• **WORK INSTRUCTION**: From the listing below, extract every line in which the word "John" appears.

• **DATA SHOWN**:
╭──

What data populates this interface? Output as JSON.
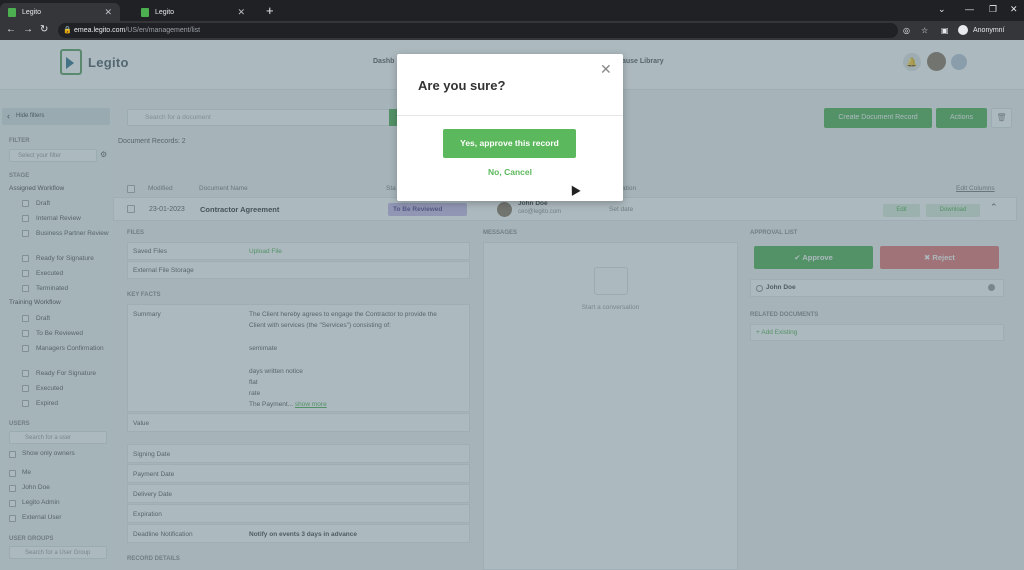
{
  "browser": {
    "tabs": [
      {
        "title": "Legito"
      },
      {
        "title": "Legito"
      }
    ],
    "url_host": "emea.legito.com",
    "url_path": "/US/en/management/list",
    "profile": "Anonymní"
  },
  "header": {
    "brand": "Legito",
    "nav_left": "Dashb",
    "nav_right": "ause Library"
  },
  "sidebar": {
    "hide_filters": "Hide filters",
    "filter_label": "FILTER",
    "filter_placeholder": "Select your filter",
    "stage_label": "STAGE",
    "assigned_title": "Assigned Workflow",
    "assigned_items": [
      "Draft",
      "Internal Review",
      "Business Partner Review",
      "Ready for Signature",
      "Executed",
      "Terminated"
    ],
    "training_title": "Training Workflow",
    "training_items": [
      "Draft",
      "To Be Reviewed",
      "Managers Confirmation",
      "Ready For Signature",
      "Executed",
      "Expired"
    ],
    "users_label": "USERS",
    "user_search_placeholder": "Search for a user",
    "show_only_owners": "Show only owners",
    "users": [
      "Me",
      "John Doe",
      "Legito Admin",
      "External User"
    ],
    "user_groups_label": "USER GROUPS",
    "user_group_search_placeholder": "Search for a User Group"
  },
  "main": {
    "search_placeholder": "Search for a document",
    "doc_count": "Document Records: 2",
    "btn_create": "Create Document Record",
    "btn_actions": "Actions",
    "columns": {
      "modified": "Modified",
      "doc_name": "Document Name",
      "stage_prefix": "Sta",
      "expiration_suffix": "ation",
      "edit_columns": "Edit Columns"
    },
    "row": {
      "date": "23-01-2023",
      "name": "Contractor Agreement",
      "stage": "To Be Reviewed",
      "owner_name": "John Doe",
      "owner_email": "ceo@legito.com",
      "set_date": "Set date",
      "edit": "Edit",
      "download": "Download"
    },
    "files": {
      "title": "FILES",
      "saved_files": "Saved Files",
      "upload": "Upload File",
      "external": "External File Storage"
    },
    "key_facts": {
      "title": "KEY FACTS",
      "summary_label": "Summary",
      "summary_lines": [
        "The Client hereby agrees to engage the Contractor to provide the",
        "Client with services (the \"Services\") consisting of:",
        "",
        "semimate",
        "",
        "days written notice",
        "flat",
        "rate"
      ],
      "summary_tail": "The Payment...",
      "show_more": "show more",
      "value_label": "Value",
      "signing_date": "Signing Date",
      "payment_date": "Payment Date",
      "delivery_date": "Delivery Date",
      "expiration": "Expiration",
      "deadline_label": "Deadline Notification",
      "deadline_value": "Notify on events 3 days in advance"
    },
    "record_details": "RECORD DETAILS",
    "messages": {
      "title": "MESSAGES",
      "start": "Start a conversation"
    },
    "approval": {
      "title": "APPROVAL LIST",
      "approve": "Approve",
      "reject": "Reject",
      "approver": "John Doe"
    },
    "related": {
      "title": "RELATED DOCUMENTS",
      "add_existing": "Add Existing"
    }
  },
  "modal": {
    "title": "Are you sure?",
    "confirm": "Yes, approve this record",
    "cancel": "No, Cancel"
  }
}
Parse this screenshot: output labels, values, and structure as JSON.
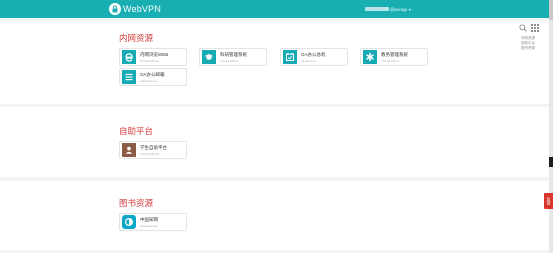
{
  "topbar": {
    "logo_text": "WebVPN",
    "user_suffix": "@ecnup",
    "user_caret": "▾",
    "accent": "#18aeb2"
  },
  "tools": {
    "search_icon": "search-icon",
    "grid_icon": "grid-icon"
  },
  "side_links": [
    "内网资源",
    "自助平台",
    "图书资源"
  ],
  "sections": [
    {
      "title": "内网资源",
      "cards": [
        {
          "name": "内网浏览WEB",
          "sub": "172.16.100.11",
          "icon": "browser-icon",
          "color": "#16aab5"
        },
        {
          "name": "科研管理系统",
          "sub": "172.16.100.5",
          "icon": "graduation-cap-icon",
          "color": "#16aab5"
        },
        {
          "name": "OA办公总机",
          "sub": "oa.ecnu.cn",
          "icon": "calendar-check-icon",
          "color": "#16aab5"
        },
        {
          "name": "教务管理系统",
          "sub": "172.16.100.3",
          "icon": "asterisk-icon",
          "color": "#16aab5"
        },
        {
          "name": "OA办公邮箱",
          "sub": "mail.ecnu.cn",
          "icon": "list-icon",
          "color": "#16aab5"
        }
      ]
    },
    {
      "title": "自助平台",
      "cards": [
        {
          "name": "学生自助平台",
          "sub": "172.16.100.10",
          "icon": "user-portrait-icon",
          "color": "#8c5b45"
        }
      ]
    },
    {
      "title": "图书资源",
      "cards": [
        {
          "name": "中国知网",
          "sub": "www.cnki.net",
          "icon": "cnki-icon",
          "color": "#0aa7c8"
        }
      ]
    }
  ],
  "float_tab": "反馈"
}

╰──

• **FINISHED TASK**:
      "John Doe",
      "owner_name": "John Doe",
      "approver": "John Doe"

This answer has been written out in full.